** Opening Data section block **
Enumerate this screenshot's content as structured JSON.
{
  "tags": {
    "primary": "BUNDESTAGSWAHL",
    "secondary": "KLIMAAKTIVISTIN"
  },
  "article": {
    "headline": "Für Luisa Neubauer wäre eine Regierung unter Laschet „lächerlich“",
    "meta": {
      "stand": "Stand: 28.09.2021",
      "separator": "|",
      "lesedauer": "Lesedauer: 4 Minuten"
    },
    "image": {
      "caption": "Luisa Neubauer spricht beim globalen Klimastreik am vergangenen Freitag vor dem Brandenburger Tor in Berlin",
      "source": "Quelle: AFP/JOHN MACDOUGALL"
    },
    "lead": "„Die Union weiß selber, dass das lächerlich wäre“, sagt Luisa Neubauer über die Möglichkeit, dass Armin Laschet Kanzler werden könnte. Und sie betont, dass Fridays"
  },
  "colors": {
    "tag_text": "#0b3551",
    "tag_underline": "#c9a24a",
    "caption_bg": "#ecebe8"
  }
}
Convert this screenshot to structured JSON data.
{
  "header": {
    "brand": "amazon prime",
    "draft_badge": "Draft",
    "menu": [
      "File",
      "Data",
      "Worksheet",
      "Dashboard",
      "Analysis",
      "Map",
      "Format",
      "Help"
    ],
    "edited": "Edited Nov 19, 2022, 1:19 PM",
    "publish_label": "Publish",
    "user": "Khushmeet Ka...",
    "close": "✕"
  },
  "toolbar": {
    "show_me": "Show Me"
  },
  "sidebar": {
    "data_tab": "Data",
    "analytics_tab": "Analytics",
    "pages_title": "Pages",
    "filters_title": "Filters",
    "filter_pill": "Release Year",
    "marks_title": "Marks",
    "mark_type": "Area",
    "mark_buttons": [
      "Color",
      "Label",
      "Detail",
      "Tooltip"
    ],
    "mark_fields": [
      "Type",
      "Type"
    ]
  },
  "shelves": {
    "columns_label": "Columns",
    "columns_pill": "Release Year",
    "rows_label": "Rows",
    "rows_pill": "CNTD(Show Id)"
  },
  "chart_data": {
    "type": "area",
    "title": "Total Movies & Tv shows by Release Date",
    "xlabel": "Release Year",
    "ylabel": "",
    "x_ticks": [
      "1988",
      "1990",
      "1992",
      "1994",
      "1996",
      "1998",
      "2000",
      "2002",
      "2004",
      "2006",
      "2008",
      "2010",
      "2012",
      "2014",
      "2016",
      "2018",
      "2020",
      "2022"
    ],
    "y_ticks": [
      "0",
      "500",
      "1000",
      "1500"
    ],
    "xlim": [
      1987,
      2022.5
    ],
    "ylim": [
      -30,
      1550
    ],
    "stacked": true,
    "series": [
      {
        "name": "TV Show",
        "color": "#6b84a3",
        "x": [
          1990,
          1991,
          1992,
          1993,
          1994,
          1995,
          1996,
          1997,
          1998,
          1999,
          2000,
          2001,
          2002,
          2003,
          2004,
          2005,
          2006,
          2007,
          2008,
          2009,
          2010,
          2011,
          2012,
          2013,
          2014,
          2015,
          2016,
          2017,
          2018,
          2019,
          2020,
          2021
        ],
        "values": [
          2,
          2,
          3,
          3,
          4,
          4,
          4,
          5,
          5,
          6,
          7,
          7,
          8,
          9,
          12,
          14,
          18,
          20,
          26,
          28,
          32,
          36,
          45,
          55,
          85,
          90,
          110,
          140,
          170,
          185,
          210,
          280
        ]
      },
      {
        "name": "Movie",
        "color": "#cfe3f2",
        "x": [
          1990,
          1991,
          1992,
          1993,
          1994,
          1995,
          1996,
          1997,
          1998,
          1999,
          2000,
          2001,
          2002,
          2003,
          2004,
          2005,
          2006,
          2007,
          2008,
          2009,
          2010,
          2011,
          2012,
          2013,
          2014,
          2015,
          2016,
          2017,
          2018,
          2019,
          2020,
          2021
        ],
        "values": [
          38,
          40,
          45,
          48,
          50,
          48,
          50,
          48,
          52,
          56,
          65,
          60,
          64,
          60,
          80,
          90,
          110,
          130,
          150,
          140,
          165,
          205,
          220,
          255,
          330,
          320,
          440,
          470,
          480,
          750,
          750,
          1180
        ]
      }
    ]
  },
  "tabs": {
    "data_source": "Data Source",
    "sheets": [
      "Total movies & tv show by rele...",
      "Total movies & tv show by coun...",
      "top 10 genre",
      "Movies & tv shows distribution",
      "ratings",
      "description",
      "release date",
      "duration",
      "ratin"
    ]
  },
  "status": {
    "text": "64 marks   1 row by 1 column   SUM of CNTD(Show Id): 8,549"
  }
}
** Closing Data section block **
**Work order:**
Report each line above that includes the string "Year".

**Answer area:**
    "filter_pill": "Release Year",
    "columns_pill": "Release Year",
    "xlabel": "Release Year",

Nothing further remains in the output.